Ixnay66I live in Colorado and I couldn’t believe Cory Gardner won. We can’t blame this on voter suppression either because we have a 100% mail-in ballot. It seems that ballot measures that are voted down, like personhood here in Colorado, mean nothing when electing officials. We vote down personhood but vote in Cory Gardner who believes in it as well as making abortion illegal, including instances of rape and incest. In Kentucky, voters want to raise the minimum wage but vote for Mitch McConnell, who is against a minimum wage increase. I just don’t get it.

Jared BergmanI am very happy the republicans did so well last night, but I am also becoming afraid that pro-life people will start to gain traction. People like choice, why take it away? How do abortions that strangers receive effect other people’s lives? I do not understand that.

Washington state voters passed Initiative 594, a measure that will require criminal background checks on all firearm sales and transfers in the state.

Davey Williams: The law will reduce gun crime, as this law has done elsewhere. But it is also a boon to Washington state gun sellers, who have been playing by the rules and cooperating with state laws while out of state sellers enjoyed an unfair advantage. I am pro-smart gun laws, balancing a state’s constitutional obligations to both freedom and crime reduction, but I’m also pro-small business. Whatever else we might say, score one for a level playing field.

Den1953: One has to wonder why any law abiding citizen should fear a background check. Many social services check one’s background – mortgage loans, car loans, etc. What principle would apply for someone to hide there identity from a firearm holder, unless you are guilty of a previous crime?

TheTruthHurtsHuh?: Grasping at straws, are we? This is no win, really. Do you believe for one minute that this will even make a dent in gun violence? Criminals don’t obtain guns “legally.” They’ll still do it the way they’ve been doing it … the illegal way.
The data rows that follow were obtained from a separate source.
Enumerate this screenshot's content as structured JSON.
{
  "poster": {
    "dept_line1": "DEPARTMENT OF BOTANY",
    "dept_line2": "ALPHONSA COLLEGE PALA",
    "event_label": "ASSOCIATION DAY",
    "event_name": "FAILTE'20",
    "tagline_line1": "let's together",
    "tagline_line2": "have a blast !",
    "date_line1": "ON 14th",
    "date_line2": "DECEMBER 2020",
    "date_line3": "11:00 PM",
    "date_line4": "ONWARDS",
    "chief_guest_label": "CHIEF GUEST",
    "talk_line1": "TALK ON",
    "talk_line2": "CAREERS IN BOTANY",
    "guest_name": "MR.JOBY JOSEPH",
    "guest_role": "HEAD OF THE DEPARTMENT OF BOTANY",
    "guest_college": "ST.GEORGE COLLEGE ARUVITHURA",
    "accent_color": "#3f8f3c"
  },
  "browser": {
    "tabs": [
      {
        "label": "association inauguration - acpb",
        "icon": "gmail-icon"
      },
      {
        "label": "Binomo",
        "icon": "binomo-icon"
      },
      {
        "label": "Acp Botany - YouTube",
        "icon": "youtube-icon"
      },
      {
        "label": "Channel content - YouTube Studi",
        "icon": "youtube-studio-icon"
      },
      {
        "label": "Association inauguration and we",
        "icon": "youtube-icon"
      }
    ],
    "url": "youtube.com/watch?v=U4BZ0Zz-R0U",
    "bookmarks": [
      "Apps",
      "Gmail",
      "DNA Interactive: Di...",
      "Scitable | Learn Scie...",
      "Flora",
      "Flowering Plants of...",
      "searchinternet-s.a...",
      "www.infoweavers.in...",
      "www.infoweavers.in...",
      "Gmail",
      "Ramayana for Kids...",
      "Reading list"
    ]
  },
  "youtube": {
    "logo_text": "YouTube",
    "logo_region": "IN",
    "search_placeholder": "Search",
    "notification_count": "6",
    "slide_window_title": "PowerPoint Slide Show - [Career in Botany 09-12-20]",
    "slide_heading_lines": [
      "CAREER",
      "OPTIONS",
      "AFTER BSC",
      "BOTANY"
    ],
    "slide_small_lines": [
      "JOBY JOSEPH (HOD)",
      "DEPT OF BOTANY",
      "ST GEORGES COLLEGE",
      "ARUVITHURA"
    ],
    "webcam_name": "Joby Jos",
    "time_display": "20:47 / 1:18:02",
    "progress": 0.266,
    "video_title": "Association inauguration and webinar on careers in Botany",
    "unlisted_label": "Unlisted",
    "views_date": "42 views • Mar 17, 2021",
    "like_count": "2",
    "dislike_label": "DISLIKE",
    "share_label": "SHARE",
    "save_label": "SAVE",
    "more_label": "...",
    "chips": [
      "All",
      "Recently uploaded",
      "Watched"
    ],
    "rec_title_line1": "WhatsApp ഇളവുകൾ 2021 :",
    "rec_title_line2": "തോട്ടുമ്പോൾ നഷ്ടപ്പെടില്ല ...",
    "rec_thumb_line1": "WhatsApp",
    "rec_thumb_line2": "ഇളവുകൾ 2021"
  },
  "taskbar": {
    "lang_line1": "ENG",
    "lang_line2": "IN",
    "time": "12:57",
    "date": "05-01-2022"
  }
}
Here’s an idea. Why don’t we concentrate on mental health awareness? Seems like that would go a lot further. 

Oregon voted to legalize recreational marijuana use and Washington D.C. approved a “grow or give” system for citizens to use it for personal use. 

Franklin EliasGreat we got people smoking pot to forget what a mess Congress is. Tough times ahead.

The Rachel Maddow Show, 11/5/14, 10:42 PM ET

GOP Congress' 'small government' principle tested by DC pot vote

Rachel Maddow reminds viewers of the student who once got in trouble for advocating marijuana use in Alaska, which legalized pot on Tuesday, and wonders how ‘small government’ Republicans will vote on Washington, D.C.’s marijuana legalization.
John-2828835: In Florida, 57% approved medical use, but that was not enough because 60% was needed. Sixty percent was needed because it’s in the state’s constitution. It should be legal, and for recreational as well as medicinal use. Far too much effort and resources are wasted on a thing that ought to be nobody’s business but your own. 

VincentFissore: It seems that all measures linked to minimum wage increases and marijuana have passed with flying colors. A sign that Americans are becoming economically social-Democrat and socially libertarian.

How did you feel as the results rolled in on Tuesday? Let us know in the comments.

Some comments have been edited for clarity.

Midterm Elections 2014, Decision 2014 and Election Night 2014

Readers respond to 2014 midterm elections